Tunis, Tunisia -- Tunisian authorities have arrested 18 people during protests that erupted after the death of a journalist who set himself on fire to protest economic problems in the North African nation, officials said Wednesday.

Thirteen were arrested in the provincial city of Kasserine and five others in Tebourba, near Tunis, Interior Ministry spokesman Sofiane Zaag said.

Clashes between police and Tunisian authorities took place in several regions over the past two days after journalist Abderrazak Zorgui posted a video online before his self-immolation in Kasserine describing his desperation and calling for revolt. He expressed frustration at unemployment and the unfulfilled promises of Tunisia's 2011 Arab Spring revolution. 

"For the sons of Kasserine who have no means of subsistence, today I start a revolution. I am going to set myself on fire," he said in the video, Germany's Deutsche Welle reported.

The most violent protests took place in Kasserine, in west central Tunisia, where police used tear gas to disperse stone-throwing demonstrators. According to ShemsFM radio, the military was deployed to help police tackle the protests and secure state buildings. 

Tear gas is seen as protesters clash with riot police attempting to disperse the crowd during demonstrations, in Kasserine
Tear gas is seen as protesters clash with riot police attempting to disperse the crowd during demonstrations, in Kasserine, Tunisia, December 25, 2018. STRINGER/REUTERS

In Tunis, dozens of protesters gathered on Bourguiba Avenue -- the capital city's main road -- to protest costs of living increases and chanted slogans hostile to the regime.

Meanwhile, Kasserine tribunal spokesman Achref Youssefi said an investigation "for failure to assist a person in danger" has been opened following the death of Zorgui. He said a suspect has been arrested.
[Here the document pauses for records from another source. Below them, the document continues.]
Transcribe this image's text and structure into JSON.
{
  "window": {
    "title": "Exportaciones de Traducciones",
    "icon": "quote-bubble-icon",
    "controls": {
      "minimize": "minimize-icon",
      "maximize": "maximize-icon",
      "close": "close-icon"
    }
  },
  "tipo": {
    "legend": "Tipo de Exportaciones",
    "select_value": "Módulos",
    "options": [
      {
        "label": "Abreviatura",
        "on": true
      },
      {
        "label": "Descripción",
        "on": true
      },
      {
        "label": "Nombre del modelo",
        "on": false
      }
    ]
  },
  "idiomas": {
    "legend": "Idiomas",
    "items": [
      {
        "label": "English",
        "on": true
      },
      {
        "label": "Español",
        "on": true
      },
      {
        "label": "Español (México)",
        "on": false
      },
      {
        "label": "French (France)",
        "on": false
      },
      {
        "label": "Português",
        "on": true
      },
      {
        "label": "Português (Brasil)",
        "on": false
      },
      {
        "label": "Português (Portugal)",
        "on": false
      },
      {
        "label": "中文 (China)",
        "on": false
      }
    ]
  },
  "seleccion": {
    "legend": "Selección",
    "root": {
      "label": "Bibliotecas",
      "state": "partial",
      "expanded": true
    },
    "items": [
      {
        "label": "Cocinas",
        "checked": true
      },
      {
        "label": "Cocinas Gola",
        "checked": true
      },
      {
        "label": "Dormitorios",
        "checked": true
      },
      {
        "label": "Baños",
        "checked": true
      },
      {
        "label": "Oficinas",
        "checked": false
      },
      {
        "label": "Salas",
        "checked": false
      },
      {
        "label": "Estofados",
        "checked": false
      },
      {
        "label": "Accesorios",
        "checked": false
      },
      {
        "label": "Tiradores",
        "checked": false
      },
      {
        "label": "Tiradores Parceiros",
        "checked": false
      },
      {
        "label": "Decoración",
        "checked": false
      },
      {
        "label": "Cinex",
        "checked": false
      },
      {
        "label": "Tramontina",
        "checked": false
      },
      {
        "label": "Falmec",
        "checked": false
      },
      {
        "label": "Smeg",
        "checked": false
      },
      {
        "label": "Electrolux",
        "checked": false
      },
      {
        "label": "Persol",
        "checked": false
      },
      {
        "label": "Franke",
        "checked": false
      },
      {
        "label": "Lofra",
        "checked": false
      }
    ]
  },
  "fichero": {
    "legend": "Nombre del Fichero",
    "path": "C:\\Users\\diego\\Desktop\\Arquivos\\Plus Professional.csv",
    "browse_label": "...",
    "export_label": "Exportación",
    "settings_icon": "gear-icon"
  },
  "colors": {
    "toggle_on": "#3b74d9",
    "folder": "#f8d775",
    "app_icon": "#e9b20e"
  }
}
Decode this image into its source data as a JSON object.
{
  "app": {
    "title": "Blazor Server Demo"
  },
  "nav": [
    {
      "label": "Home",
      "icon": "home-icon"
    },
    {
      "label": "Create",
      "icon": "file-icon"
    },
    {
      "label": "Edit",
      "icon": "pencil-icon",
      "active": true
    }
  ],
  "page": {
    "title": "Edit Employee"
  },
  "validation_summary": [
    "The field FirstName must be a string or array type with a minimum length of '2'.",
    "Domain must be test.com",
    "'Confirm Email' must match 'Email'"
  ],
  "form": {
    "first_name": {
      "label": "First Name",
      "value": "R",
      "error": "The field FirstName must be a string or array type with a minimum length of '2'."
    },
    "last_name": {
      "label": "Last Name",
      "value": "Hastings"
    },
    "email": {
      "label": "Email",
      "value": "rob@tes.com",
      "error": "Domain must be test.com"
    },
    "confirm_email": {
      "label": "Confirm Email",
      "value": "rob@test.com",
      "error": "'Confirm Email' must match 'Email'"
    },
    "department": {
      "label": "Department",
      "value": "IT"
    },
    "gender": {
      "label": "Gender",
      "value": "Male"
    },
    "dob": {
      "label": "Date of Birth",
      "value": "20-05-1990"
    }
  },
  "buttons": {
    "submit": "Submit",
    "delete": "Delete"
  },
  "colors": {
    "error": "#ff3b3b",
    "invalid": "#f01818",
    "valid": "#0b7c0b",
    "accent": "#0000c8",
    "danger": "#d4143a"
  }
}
A similar self-immolation by Mohamed Bouaziz -- a street vendor lamenting unemployment, corruption and repression -- led to nationwide protests fueled by social media that brought down Tunisia's long-time authoritarian president in 2011. That ushered in democracy for Tunisia and unleashed similar movements across the Arab world, including in Libya, Yemen and Egypt.